In our latest Legal Business Report, The Journey to Compliance: From Guidelines to Cash we take a closer look at the entire billing process and how firms can effectively manage OCG both upstream and downstream.
Imagine a scenario where a law firm is able to provide every client with a secure portal to share documents, data, and expertise in real-time. The concept of a client collaboration technology (or client portal) is not new, but traditionally these have been expensive and difficult to deploy.
Digital transformation (DX), the integration of digital technology into all areas of a business that fundamentally changes how organizations operate and deliver value to customers, will impact all business’ success over the next five years.
When we visit law firms around the globe, we are often struck by just how many firms are still reliant on paper and paper-based legal business processes. Even at firms with paperless initiatives, we’ll see billing partners packing up stacks of pre-bills to review and edit in the evening at home.
As the digital age came about, a combination of computer technology and intellectual prowess turned mountains of paper into digital files. Fast forward 20 or 30 years and law firms are now sitting on mountains of data, but most aren’t using this data to the best of its ability.
There are some technologies that emerge and seamlessly replace the old way of doing things, much like the way email replaced pen and paper as the primary means of business communication.
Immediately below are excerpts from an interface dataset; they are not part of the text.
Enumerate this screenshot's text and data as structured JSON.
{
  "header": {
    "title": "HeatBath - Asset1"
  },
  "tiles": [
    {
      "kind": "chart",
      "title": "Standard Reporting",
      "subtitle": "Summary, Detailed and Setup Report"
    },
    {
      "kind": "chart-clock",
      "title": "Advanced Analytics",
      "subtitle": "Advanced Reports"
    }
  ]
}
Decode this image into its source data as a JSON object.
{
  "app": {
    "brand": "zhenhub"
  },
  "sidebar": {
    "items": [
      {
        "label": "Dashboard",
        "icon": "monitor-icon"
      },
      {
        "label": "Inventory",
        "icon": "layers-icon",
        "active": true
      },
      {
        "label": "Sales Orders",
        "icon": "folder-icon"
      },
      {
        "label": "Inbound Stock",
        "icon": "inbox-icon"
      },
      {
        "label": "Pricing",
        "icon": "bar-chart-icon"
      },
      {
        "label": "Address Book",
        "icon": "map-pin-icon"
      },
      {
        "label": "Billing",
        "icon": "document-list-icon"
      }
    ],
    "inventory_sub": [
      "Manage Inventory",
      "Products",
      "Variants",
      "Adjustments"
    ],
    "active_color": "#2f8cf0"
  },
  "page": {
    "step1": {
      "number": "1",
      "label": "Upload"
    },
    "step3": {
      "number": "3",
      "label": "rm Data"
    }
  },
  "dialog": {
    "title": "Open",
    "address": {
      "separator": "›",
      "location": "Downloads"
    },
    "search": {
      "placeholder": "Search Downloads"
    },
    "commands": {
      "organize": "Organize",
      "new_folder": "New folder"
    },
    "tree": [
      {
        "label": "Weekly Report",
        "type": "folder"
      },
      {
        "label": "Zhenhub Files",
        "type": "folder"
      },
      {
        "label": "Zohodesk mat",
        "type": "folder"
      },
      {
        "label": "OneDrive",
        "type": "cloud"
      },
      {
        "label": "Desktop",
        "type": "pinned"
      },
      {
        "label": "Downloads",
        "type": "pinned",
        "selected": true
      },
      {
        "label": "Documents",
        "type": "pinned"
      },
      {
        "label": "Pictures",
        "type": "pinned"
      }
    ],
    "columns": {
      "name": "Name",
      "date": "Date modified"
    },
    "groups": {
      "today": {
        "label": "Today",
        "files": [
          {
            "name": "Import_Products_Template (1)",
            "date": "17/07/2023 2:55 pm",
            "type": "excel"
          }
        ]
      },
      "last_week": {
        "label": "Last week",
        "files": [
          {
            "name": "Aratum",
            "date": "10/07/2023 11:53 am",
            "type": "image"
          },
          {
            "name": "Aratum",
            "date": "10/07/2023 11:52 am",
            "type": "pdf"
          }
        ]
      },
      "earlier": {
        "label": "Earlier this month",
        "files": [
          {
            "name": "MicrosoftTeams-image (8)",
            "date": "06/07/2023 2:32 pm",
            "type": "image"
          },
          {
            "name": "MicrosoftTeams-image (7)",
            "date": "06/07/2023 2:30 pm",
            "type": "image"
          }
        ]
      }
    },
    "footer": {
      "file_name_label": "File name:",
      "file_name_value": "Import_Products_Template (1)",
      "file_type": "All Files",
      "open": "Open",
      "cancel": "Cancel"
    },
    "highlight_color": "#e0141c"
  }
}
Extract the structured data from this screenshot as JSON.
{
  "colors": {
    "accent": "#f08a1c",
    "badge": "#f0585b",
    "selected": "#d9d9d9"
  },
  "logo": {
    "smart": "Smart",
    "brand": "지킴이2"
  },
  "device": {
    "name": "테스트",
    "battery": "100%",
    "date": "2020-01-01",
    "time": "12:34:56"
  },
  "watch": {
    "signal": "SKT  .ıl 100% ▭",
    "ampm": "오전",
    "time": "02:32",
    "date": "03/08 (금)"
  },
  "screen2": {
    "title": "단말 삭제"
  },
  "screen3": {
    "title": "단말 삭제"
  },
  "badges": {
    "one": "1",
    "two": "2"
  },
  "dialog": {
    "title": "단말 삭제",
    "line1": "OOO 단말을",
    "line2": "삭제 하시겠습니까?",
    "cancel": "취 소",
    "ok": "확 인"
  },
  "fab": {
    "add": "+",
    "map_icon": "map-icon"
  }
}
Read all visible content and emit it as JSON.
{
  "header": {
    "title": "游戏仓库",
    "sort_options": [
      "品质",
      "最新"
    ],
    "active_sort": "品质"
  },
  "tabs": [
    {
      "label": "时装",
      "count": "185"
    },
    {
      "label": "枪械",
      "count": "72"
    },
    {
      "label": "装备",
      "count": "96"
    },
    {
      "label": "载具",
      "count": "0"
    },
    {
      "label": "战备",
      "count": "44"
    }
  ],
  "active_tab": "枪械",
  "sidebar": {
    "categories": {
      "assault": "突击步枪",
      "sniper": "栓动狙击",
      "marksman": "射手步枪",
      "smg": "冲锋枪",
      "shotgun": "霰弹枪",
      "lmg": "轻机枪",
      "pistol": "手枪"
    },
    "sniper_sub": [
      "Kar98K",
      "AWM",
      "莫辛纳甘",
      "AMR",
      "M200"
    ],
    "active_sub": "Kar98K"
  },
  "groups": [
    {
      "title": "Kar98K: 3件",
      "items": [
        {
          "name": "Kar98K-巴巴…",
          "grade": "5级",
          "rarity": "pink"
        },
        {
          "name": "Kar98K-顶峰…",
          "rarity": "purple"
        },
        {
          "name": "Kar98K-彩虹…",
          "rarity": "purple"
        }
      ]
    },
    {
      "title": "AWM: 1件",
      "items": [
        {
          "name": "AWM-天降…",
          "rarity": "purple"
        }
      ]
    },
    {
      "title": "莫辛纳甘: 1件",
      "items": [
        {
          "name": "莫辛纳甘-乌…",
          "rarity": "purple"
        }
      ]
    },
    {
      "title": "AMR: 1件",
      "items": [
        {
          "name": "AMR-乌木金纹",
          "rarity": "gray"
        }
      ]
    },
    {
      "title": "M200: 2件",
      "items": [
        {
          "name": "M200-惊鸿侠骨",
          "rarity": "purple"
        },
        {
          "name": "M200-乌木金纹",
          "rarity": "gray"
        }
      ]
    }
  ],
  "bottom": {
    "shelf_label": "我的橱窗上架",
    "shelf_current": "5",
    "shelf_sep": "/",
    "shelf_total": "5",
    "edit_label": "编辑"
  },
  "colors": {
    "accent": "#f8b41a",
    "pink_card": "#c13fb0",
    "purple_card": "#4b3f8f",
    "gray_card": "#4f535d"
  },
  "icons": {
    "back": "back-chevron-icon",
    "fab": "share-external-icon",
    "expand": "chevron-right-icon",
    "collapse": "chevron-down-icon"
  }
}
Other technologies take longer to attain mass adoption because of issues with price, ease-of-use, or simply breaking old habits.
For some people, being the “first” at anything can be a scary proposition. According to Everett Rogers’ Law of Diffusion of Innovation, “early adopters” are those who don’t necessarily want to be the first, but are willing to embrace something new and begin to use it after the innovators have paved the way.
Most law firms recognize that the legal market is changing. Most also believe that the business of law must evolve too, to meet changing client demands and grow the business. To do so, all of the many business processes and procedures involved in running a law firm merit evaluation for improvement, in order to be more profitable.
What would an additional two percent of profit do for your law firm? What would two percent more, added to the bottom line, mean for profits per partner, or bonuses to the associates and other law firm staff? What effect would that have on law firm morale, culture, talent acquisition – and even momentum in a highly competitive environment?
Partners and administrators can easily find common ground in the desire to improve the efficiency of law firm billing.
Because firm leaders must have the right information for making decisions, effective BI can provide more decision-making authority and greatly improve a firm’s financial performance.